Try as we might, you can’t keep children from being affected by the news. They’ll be exposed to stories of tragedy and disaster no matter what, through mediums like the radio, television ads and news bulletins, and through hearing grown-up conversations.
With the recent bushfires across the country, all children, whether they live near the fires or not, will have some reaction to the news from the disaster.
We’d love to shield them from the news, but it just isn’t possible – and pretending it isn’t happening or trying to keep them in the dark might actually be worse for your child.
They’ll see images that they don’t understand which may be quite distressing including hurt animals, upset people, burnt-out homes and pictures of the fires themselves.
Your child’s likely noticed the change in weather and the ominous smoke haze over our Shire, as well as the effect that all of these things have on you.
UNICEF has been counselling and helping families through trauma for years and has some really great advice on how to help your own children cope with the news. For some wonderful tips to help see their website.
Here are some ways to talk to your kids about bushfires and help them deal with their own feelings.
8 Tips for Talking to Children about News and Disaster
1. Focus on your child, not their distress
Give your child the opportunity to talk with you about what’s been happening by sitting down with them and asking them how they feel. Don’t push them to talk if they really don’t want to, but let them know that you’re there if they have questions.
Drawing pictures may be a good way to help your child to open up.
2. Be honest
Explain things truthfully to your child. If you don’t have any of the answers to their questions, tell them you’ll research things together. Use age-appropriate language.
It’s natural to want to sugarcoat the truth to help them cope, but they likely understand more than you think, and deserve to have honest answers.
Here is a link to a video by ABC’s Behind The News program which is wonderful for explaining the bushfires to kids.
3. Offer reassurance
Remind your child often that they’re safe and loved and that you’ll look after them and keep them from danger. Tell them that all the grown-ups are taking extra steps to make sure everyone is kept safe.

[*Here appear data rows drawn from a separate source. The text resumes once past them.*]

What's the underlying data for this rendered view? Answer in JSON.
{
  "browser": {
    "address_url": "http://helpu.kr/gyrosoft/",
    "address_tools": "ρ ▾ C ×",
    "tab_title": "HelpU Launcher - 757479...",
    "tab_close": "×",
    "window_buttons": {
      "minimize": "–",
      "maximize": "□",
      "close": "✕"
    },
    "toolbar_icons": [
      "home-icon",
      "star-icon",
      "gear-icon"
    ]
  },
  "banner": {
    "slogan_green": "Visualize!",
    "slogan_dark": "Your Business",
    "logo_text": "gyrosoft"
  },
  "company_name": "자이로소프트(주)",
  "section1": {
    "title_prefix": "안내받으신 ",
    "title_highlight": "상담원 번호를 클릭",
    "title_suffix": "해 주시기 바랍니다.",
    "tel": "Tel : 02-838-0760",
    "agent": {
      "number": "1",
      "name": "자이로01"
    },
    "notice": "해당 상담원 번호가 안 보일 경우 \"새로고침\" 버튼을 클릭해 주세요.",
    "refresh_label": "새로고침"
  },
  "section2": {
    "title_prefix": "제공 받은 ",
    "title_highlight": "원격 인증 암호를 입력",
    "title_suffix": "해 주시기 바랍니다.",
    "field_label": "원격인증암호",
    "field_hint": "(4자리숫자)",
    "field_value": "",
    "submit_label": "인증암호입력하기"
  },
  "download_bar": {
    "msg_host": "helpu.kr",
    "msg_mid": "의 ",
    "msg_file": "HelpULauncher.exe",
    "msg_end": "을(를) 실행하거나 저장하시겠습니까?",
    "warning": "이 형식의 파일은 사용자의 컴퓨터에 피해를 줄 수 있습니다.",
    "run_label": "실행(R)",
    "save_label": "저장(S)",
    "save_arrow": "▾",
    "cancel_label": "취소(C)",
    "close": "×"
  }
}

Spend extra time with your child at the moment to help them know you’re there for them.
4. Maintain routine
Maintaining your child’s routine is one of the best ways to reduce their anxiety or distress. If your child is directly affected through evacuation then getting back to simple things like playing, reading, drawing, listening to music, spending time with other children and learning can help them to find their foundation again.
5. Show them the good in the community
It’s easy at times of disaster to only see the bad news and upsetting images, and your child may focus on these. As often as you can, point out images of people helping each other through this crisis, let them know that no matter what happens, we’ll look after each other.
6. Look after yourself
Your child will pick up on your distress, so don’t cover up or ignore your own feelings. Consider talking to a doctor or a counsellor if you feel particularly distressed by what is happening. Take time out to yourself to rest, be kind to yourself and remember that you are safe and empowered too.
7. Be mindful of media exposure
Although you can’t keep your children from seeing the news and being exposed to television, we should all take care not to expose them to too much. We all know that too much screen time is not good, but when the screens are filled with distressing news and images, it’s even more important to monitor how much your child’s absorbing.
Here’s a factsheet about the effects of too much media exposure for your child which may be helpful to look at.
8. Let them help
With your child, work out some way that they can actively help. This will do so much for helping them to cope and normalise the situation, as it gives them back a feeling of control, as well as pride in themselves.
Helping is empowering, no matter how big or small we are.
It doesn’t need to be big – your child could draw thank you cards for fire and emergency workers, help to gather donations for an animal rescue charity, or help you put together a backpack for a child who has lost a home or school.
For ideas on how you and your child can help emergency services and bushfire victims, check out our blog here.